The new set of Q&As sheds light on answering OASIS items on confusing and complex scenarios. Questions included were received directly by CMS help desks. Out of these, here are selected specific questions on OASIS M items with very informative answers:
M1306 and M1311
Question: I have a question about the current guidance that states: If a pressure ulcer/injury is surgically closed with a flap or graft, it should be considered a surgical wound and not a pressure ulcer/injury. If the flap or graft fails, it should still be considered a surgical wound until healed.
Is this in reference to ANY point in time that the flap/graft fails? For example, if the area of flap/graft heals and has been 100% re-epithelialized for greater than 30 days and a patient subsequently develops a wound at the site of the original flap/graft, would it be considered failed surgical site or would it be considered a pressure ulcer/injury?
Answer: If a pressure ulcer/injury was closed with a skin graft or flap, the surgical wound healed, and another pressure ulcer/injury forms in the same anatomical location due to pressure, then this would be considered a pressure ulcer/injury. Note it should be staged at the highest stage the pressure ulcer/injury was prior to closure unless currently presenting at a higher stage or unstageable.
Question: Would a pacemaker or an implantable loop recording device be considered a surgical wound once the initial insertion site has been fully epithelialized for at least 30 days?
Answer: The incisions created to implant a pacemaker or loop recording device are surgical wounds until re-epithelialization has been present for approximately 30 days at which time they become scars. At that point they would no longer be considered current surgical wounds, as neither the pacemaker nor the loop recording device, are a venous access device nor an infusion device.
M1710 and M1720
Question: I am looking for clarification on when to code response 4 for M1710 – When Confused and response 3 for M1720 – When Anxious. I know the look back period is the last 14 days however, there is no definition for “4 – Constantly” (for M1710) or “3 – All of the time” (for M1720). For “4 – Constantly” (M1710) or “3 – All the time” (M1720) to be marked, would the patient have to have been confused or anxious for the entire 14-day look back? Or would Constantly or All of the time apply if the patient was confused or anxious for a period of time shorter than the 14 day look back such as for an entire 24-hour period (constantly for at least one day)?

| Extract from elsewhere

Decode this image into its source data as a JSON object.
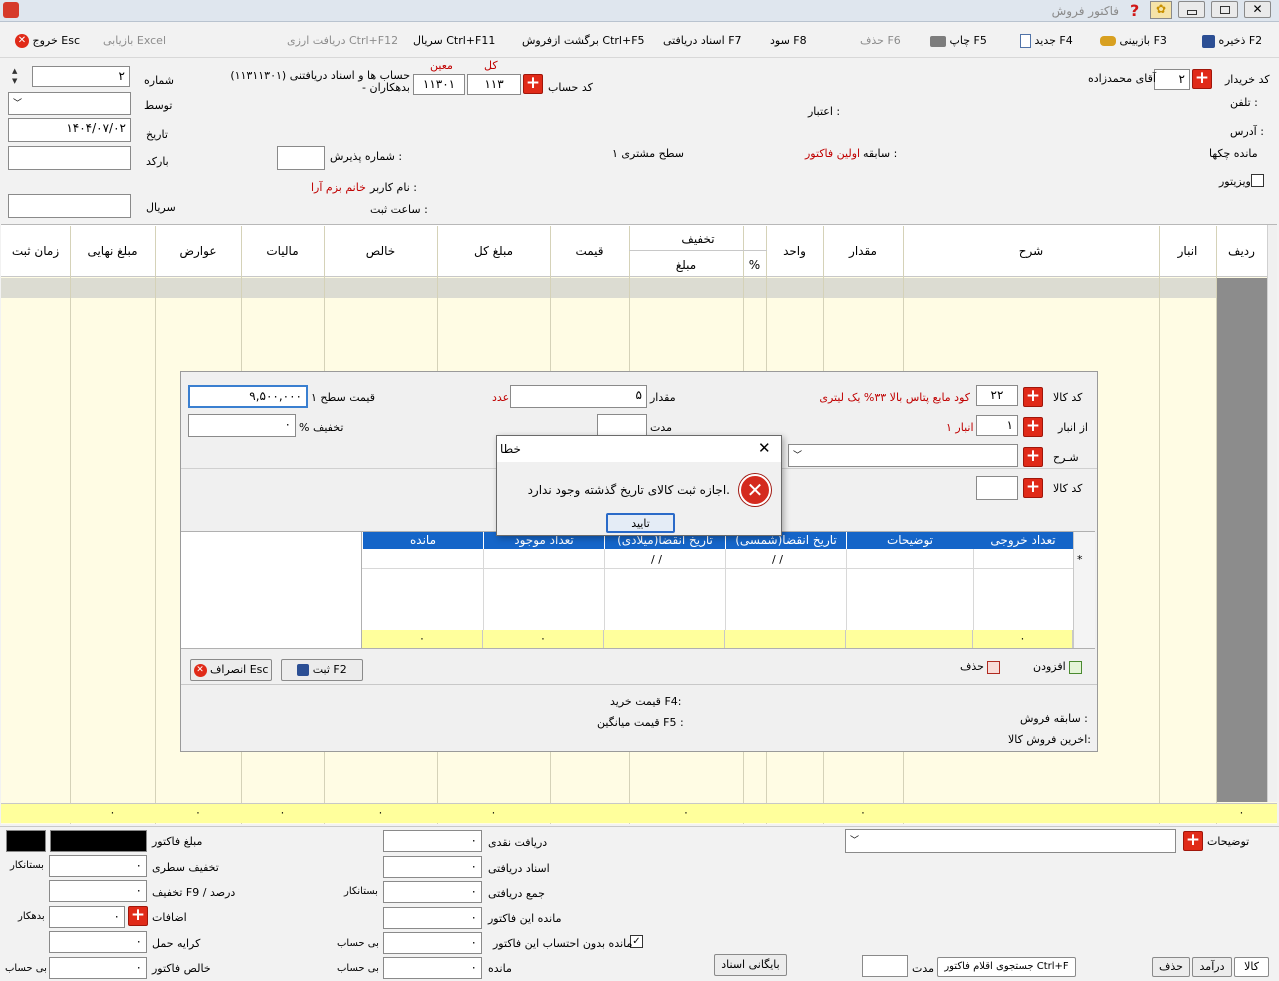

Answer: The intent of M1710 – When Confused (Reported or Observed Within the Last 14 Days) is to identify the time of day or situations when the patient experienced confusion, if at all. M1710 response 4 – Constantly is indicated if a patient was confused at all times during the entire look back period of 14 days.
Question: If a patient is not taking any high-risk medications at home, but goes to an outpatient oncology clinic for chemotherapy infusions how is M2010 – Patient/Caregiver High-Risk Drug Education answered?
Answer: M2010 – Patient/Caregiver High-Risk Drug Education identifies if clinicians instructed the patient and/or caregiver about all of the patient’s high-risk medications. High-risk medications should be identified based on one or more authoritative sources and would be identified from medications included on the patient’s reconciled medication profile.
Tips on Solving Complex OASIS Items
Different scenarios may transpire for different patient cases, which makes answering OASIS items even more challenging. Thus, it is important for agencies to include regular case conferences in their QA workflow.
Another surefire way of addressing this challenge is having a QA partner that has extensive experience in working with different agencies and encountering various cases. Aside from providing valuable insights, your QA provider should also be proactive in escalating and initiating discussions on complex cases. Beyond that, your QA provider should also contribute their inputs on how to resolve them.
While there is no specific formula for answering OASIS items, especially the more tricky ones, there are ways to stay on top of it. A lot of components rely on clinical judgment, which should also be supported by CMS guidelines.